___ TASK DATA ___

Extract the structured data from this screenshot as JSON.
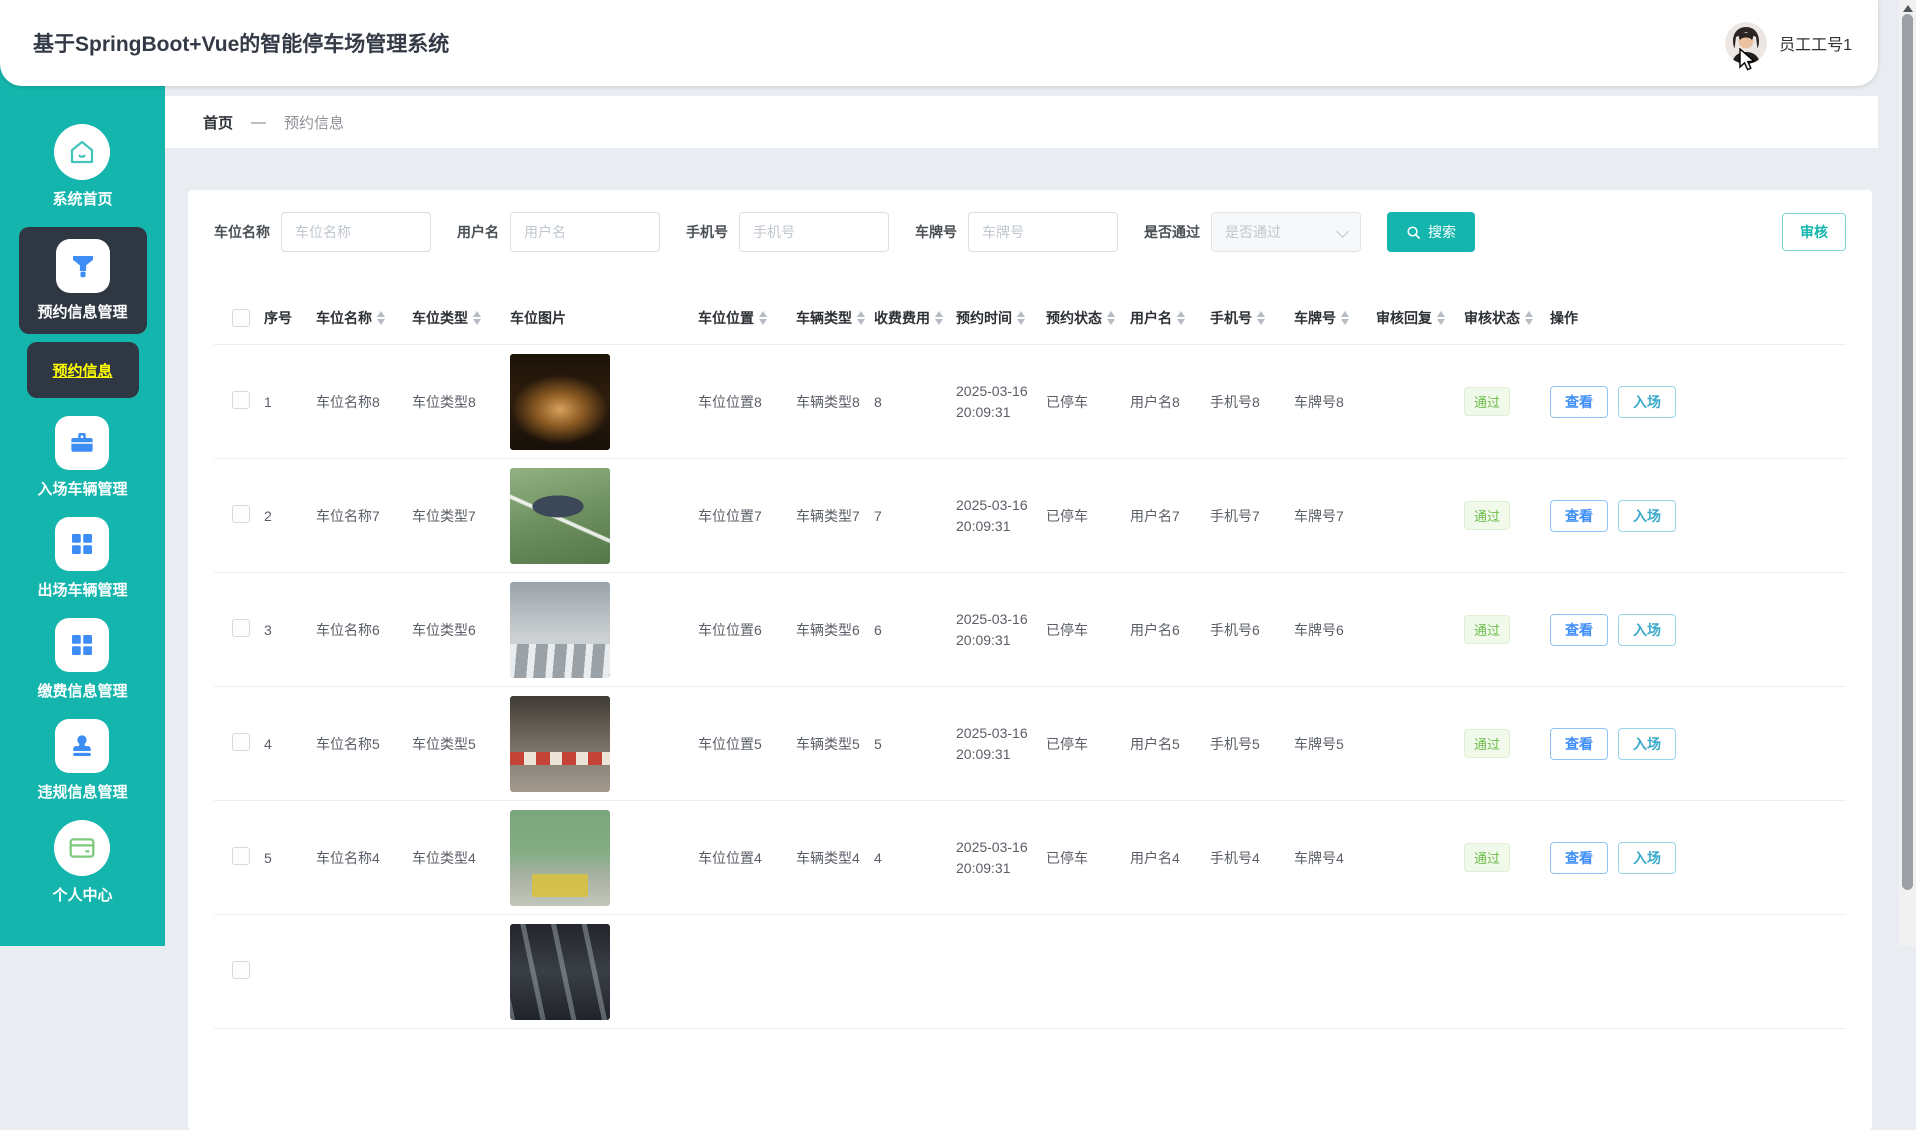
{
  "app": {
    "title": "基于SpringBoot+Vue的智能停车场管理系统",
    "user": "员工工号1"
  },
  "colors": {
    "sidebar_teal": "#13b5ac",
    "menu_active_bg": "#2e3742",
    "menu_active_text": "#ffff00",
    "icon_blue": "#3d8df5",
    "tag_pass_green": "#6cbd4a",
    "button_view_blue": "#3e8ef7",
    "button_enter_teal": "#3ba9cb"
  },
  "sidebar": {
    "items": [
      {
        "name": "home",
        "label": "系统首页",
        "icon": "home-icon",
        "shape": "circle"
      },
      {
        "name": "reservation-management",
        "label": "预约信息管理",
        "icon": "filter-icon",
        "shape": "square",
        "active": true,
        "sub": {
          "name": "reservation-info",
          "label": "预约信息"
        }
      },
      {
        "name": "entry-vehicle-management",
        "label": "入场车辆管理",
        "icon": "toolbox-icon",
        "shape": "square"
      },
      {
        "name": "exit-vehicle-management",
        "label": "出场车辆管理",
        "icon": "grid-icon",
        "shape": "square"
      },
      {
        "name": "payment-management",
        "label": "缴费信息管理",
        "icon": "grid-icon",
        "shape": "square"
      },
      {
        "name": "violation-management",
        "label": "违规信息管理",
        "icon": "stamp-icon",
        "shape": "square"
      },
      {
        "name": "personal-center",
        "label": "个人中心",
        "icon": "bank-card-icon",
        "shape": "circle"
      }
    ]
  },
  "breadcrumb": {
    "home": "首页",
    "sep": "—",
    "current": "预约信息"
  },
  "toolbar": {
    "filters": [
      {
        "key": "space_name",
        "label": "车位名称",
        "placeholder": "车位名称",
        "type": "input"
      },
      {
        "key": "user",
        "label": "用户名",
        "placeholder": "用户名",
        "type": "input"
      },
      {
        "key": "phone",
        "label": "手机号",
        "placeholder": "手机号",
        "type": "input"
      },
      {
        "key": "plate",
        "label": "车牌号",
        "placeholder": "车牌号",
        "type": "input"
      },
      {
        "key": "pass",
        "label": "是否通过",
        "placeholder": "是否通过",
        "type": "select"
      }
    ],
    "search_label": "搜索",
    "audit_label": "审核"
  },
  "table": {
    "columns": [
      {
        "key": "no",
        "label": "序号",
        "sortable": false
      },
      {
        "key": "space_name",
        "label": "车位名称",
        "sortable": true
      },
      {
        "key": "space_type",
        "label": "车位类型",
        "sortable": true
      },
      {
        "key": "image",
        "label": "车位图片",
        "sortable": false
      },
      {
        "key": "location",
        "label": "车位位置",
        "sortable": true
      },
      {
        "key": "vehicle_type",
        "label": "车辆类型",
        "sortable": true
      },
      {
        "key": "fee",
        "label": "收费费用",
        "sortable": true
      },
      {
        "key": "time",
        "label": "预约时间",
        "sortable": true
      },
      {
        "key": "status",
        "label": "预约状态",
        "sortable": true
      },
      {
        "key": "user",
        "label": "用户名",
        "sortable": true
      },
      {
        "key": "phone",
        "label": "手机号",
        "sortable": true
      },
      {
        "key": "plate",
        "label": "车牌号",
        "sortable": true
      },
      {
        "key": "reply",
        "label": "审核回复",
        "sortable": true
      },
      {
        "key": "audit",
        "label": "审核状态",
        "sortable": true
      },
      {
        "key": "actions",
        "label": "操作",
        "sortable": false
      }
    ],
    "action_labels": [
      "查看",
      "入场"
    ],
    "rows": [
      {
        "no": "1",
        "space_name": "车位名称8",
        "space_type": "车位类型8",
        "photo": "underground-garage-aisle",
        "location": "车位位置8",
        "vehicle_type": "车辆类型8",
        "fee": "8",
        "date": "2025-03-16",
        "clock": "20:09:31",
        "status": "已停车",
        "user": "用户名8",
        "phone": "手机号8",
        "plate": "车牌号8",
        "reply": "",
        "audit": "通过"
      },
      {
        "no": "2",
        "space_name": "车位名称7",
        "space_type": "车位类型7",
        "photo": "green-floor-garage",
        "location": "车位位置7",
        "vehicle_type": "车辆类型7",
        "fee": "7",
        "date": "2025-03-16",
        "clock": "20:09:31",
        "status": "已停车",
        "user": "用户名7",
        "phone": "手机号7",
        "plate": "车牌号7",
        "reply": "",
        "audit": "通过"
      },
      {
        "no": "3",
        "space_name": "车位名称6",
        "space_type": "车位类型6",
        "photo": "street-parking",
        "location": "车位位置6",
        "vehicle_type": "车辆类型6",
        "fee": "6",
        "date": "2025-03-16",
        "clock": "20:09:31",
        "status": "已停车",
        "user": "用户名6",
        "phone": "手机号6",
        "plate": "车牌号6",
        "reply": "",
        "audit": "通过"
      },
      {
        "no": "4",
        "space_name": "车位名称5",
        "space_type": "车位类型5",
        "photo": "garage-red-barrier",
        "location": "车位位置5",
        "vehicle_type": "车辆类型5",
        "fee": "5",
        "date": "2025-03-16",
        "clock": "20:09:31",
        "status": "已停车",
        "user": "用户名5",
        "phone": "手机号5",
        "plate": "车牌号5",
        "reply": "",
        "audit": "通过"
      },
      {
        "no": "5",
        "space_name": "车位名称4",
        "space_type": "车位类型4",
        "photo": "green-wall-garage",
        "location": "车位位置4",
        "vehicle_type": "车辆类型4",
        "fee": "4",
        "date": "2025-03-16",
        "clock": "20:09:31",
        "status": "已停车",
        "user": "用户名4",
        "phone": "手机号4",
        "plate": "车牌号4",
        "reply": "",
        "audit": "通过"
      },
      {
        "partial": true,
        "no": "",
        "space_name": "",
        "space_type": "",
        "photo": "garage-ceiling",
        "location": "",
        "vehicle_type": "",
        "fee": "",
        "date": "",
        "clock": "",
        "status": "",
        "user": "",
        "phone": "",
        "plate": "",
        "reply": "",
        "audit": ""
      }
    ]
  }
}
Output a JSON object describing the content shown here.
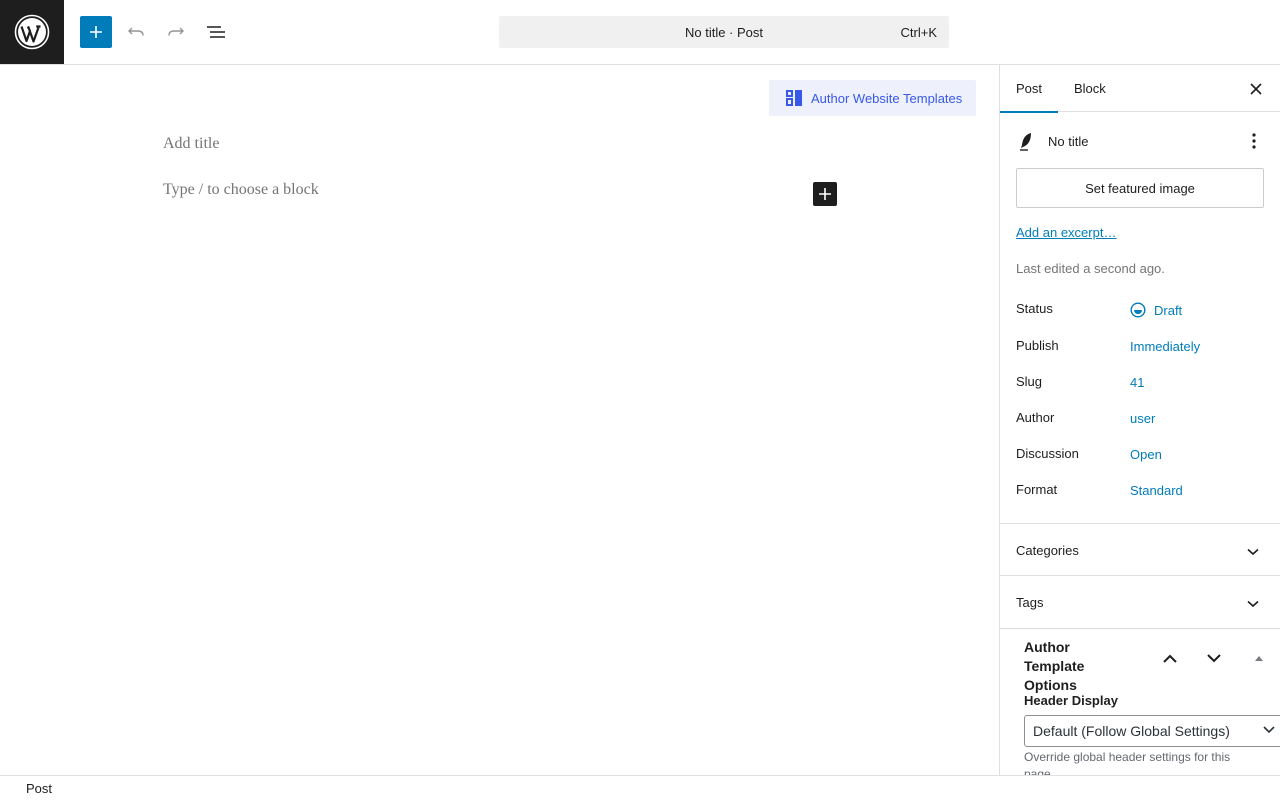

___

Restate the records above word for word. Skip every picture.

Extract the structured data from this screenshot as JSON.
{
  "app": {
    "title": "基于SpringBoot+Vue的智能停车场管理系统",
    "user": "员工工号1"
  },
  "colors": {
    "sidebar_teal": "#13b5ac",
    "menu_active_bg": "#2e3742",
    "menu_active_text": "#ffff00",
    "icon_blue": "#3d8df5",
    "tag_pass_green": "#6cbd4a",
    "button_view_blue": "#3e8ef7",
    "button_enter_teal": "#3ba9cb"
  },
  "sidebar": {
    "items": [
      {
        "name": "home",
        "label": "系统首页",
        "icon": "home-icon",
        "shape": "circle"
      },
      {
        "name": "reservation-management",
        "label": "预约信息管理",
        "icon": "filter-icon",
        "shape": "square",
        "active": true,
        "sub": {
          "name": "reservation-info",
          "label": "预约信息"
        }
      },
      {
        "name": "entry-vehicle-management",
        "label": "入场车辆管理",
        "icon": "toolbox-icon",
        "shape": "square"
      },
      {
        "name": "exit-vehicle-management",
        "label": "出场车辆管理",
        "icon": "grid-icon",
        "shape": "square"
      },
      {
        "name": "payment-management",
        "label": "缴费信息管理",
        "icon": "grid-icon",
        "shape": "square"
      },
      {
        "name": "violation-management",
        "label": "违规信息管理",
        "icon": "stamp-icon",
        "shape": "square"
      },
      {
        "name": "personal-center",
        "label": "个人中心",
        "icon": "bank-card-icon",
        "shape": "circle"
      }
    ]
  },
  "breadcrumb": {
    "home": "首页",
    "sep": "—",
    "current": "预约信息"
  },
  "toolbar": {
    "filters": [
      {
        "key": "space_name",
        "label": "车位名称",
        "placeholder": "车位名称",
        "type": "input"
      },
      {
        "key": "user",
        "label": "用户名",
        "placeholder": "用户名",
        "type": "input"
      },
      {
        "key": "phone",
        "label": "手机号",
        "placeholder": "手机号",
        "type": "input"
      },
      {
        "key": "plate",
        "label": "车牌号",
        "placeholder": "车牌号",
        "type": "input"
      },
      {
        "key": "pass",
        "label": "是否通过",
        "placeholder": "是否通过",
        "type": "select"
      }
    ],
    "search_label": "搜索",
    "audit_label": "审核"
  },
  "table": {
    "columns": [
      {
        "key": "no",
        "label": "序号",
        "sortable": false
      },
      {
        "key": "space_name",
        "label": "车位名称",
        "sortable": true
      },
      {
        "key": "space_type",
        "label": "车位类型",
        "sortable": true
      },
      {
        "key": "image",
        "label": "车位图片",
        "sortable": false
      },
      {
        "key": "location",
        "label": "车位位置",
        "sortable": true
      },
      {
        "key": "vehicle_type",
        "label": "车辆类型",
        "sortable": true
      },
      {
        "key": "fee",
        "label": "收费费用",
        "sortable": true
      },
      {
        "key": "time",
        "label": "预约时间",
        "sortable": true
      },
      {
        "key": "status",
        "label": "预约状态",
        "sortable": true
      },
      {
        "key": "user",
        "label": "用户名",
        "sortable": true
      },
      {
        "key": "phone",
        "label": "手机号",
        "sortable": true
      },
      {
        "key": "plate",
        "label": "车牌号",
        "sortable": true
      },
      {
        "key": "reply",
        "label": "审核回复",
        "sortable": true
      },
      {
        "key": "audit",
        "label": "审核状态",
        "sortable": true
      },
      {
        "key": "actions",
        "label": "操作",
        "sortable": false
      }
    ],
    "action_labels": [
      "查看",
      "入场"
    ],
    "rows": [
      {
        "no": "1",
        "space_name": "车位名称8",
        "space_type": "车位类型8",
        "photo": "underground-garage-aisle",
        "location": "车位位置8",
        "vehicle_type": "车辆类型8",
        "fee": "8",
        "date": "2025-03-16",
        "clock": "20:09:31",
        "status": "已停车",
        "user": "用户名8",
        "phone": "手机号8",
        "plate": "车牌号8",
        "reply": "",
        "audit": "通过"
      },
      {
        "no": "2",
        "space_name": "车位名称7",
        "space_type": "车位类型7",
        "photo": "green-floor-garage",
        "location": "车位位置7",
        "vehicle_type": "车辆类型7",
        "fee": "7",
        "date": "2025-03-16",
        "clock": "20:09:31",
        "status": "已停车",
        "user": "用户名7",
        "phone": "手机号7",
        "plate": "车牌号7",
        "reply": "",
        "audit": "通过"
      },
      {
        "no": "3",
        "space_name": "车位名称6",
        "space_type": "车位类型6",
        "photo": "street-parking",
        "location": "车位位置6",
        "vehicle_type": "车辆类型6",
        "fee": "6",
        "date": "2025-03-16",
        "clock": "20:09:31",
        "status": "已停车",
        "user": "用户名6",
        "phone": "手机号6",
        "plate": "车牌号6",
        "reply": "",
        "audit": "通过"
      },
      {
        "no": "4",
        "space_name": "车位名称5",
        "space_type": "车位类型5",
        "photo": "garage-red-barrier",
        "location": "车位位置5",
        "vehicle_type": "车辆类型5",
        "fee": "5",
        "date": "2025-03-16",
        "clock": "20:09:31",
        "status": "已停车",
        "user": "用户名5",
        "phone": "手机号5",
        "plate": "车牌号5",
        "reply": "",
        "audit": "通过"
      },
      {
        "no": "5",
        "space_name": "车位名称4",
        "space_type": "车位类型4",
        "photo": "green-wall-garage",
        "location": "车位位置4",
        "vehicle_type": "车辆类型4",
        "fee": "4",
        "date": "2025-03-16",
        "clock": "20:09:31",
        "status": "已停车",
        "user": "用户名4",
        "phone": "手机号4",
        "plate": "车牌号4",
        "reply": "",
        "audit": "通过"
      },
      {
        "partial": true,
        "no": "",
        "space_name": "",
        "space_type": "",
        "photo": "garage-ceiling",
        "location": "",
        "vehicle_type": "",
        "fee": "",
        "date": "",
        "clock": "",
        "status": "",
        "user": "",
        "phone": "",
        "plate": "",
        "reply": "",
        "audit": ""
      }
    ]
  }
}
Output a JSON object describing the content shown here.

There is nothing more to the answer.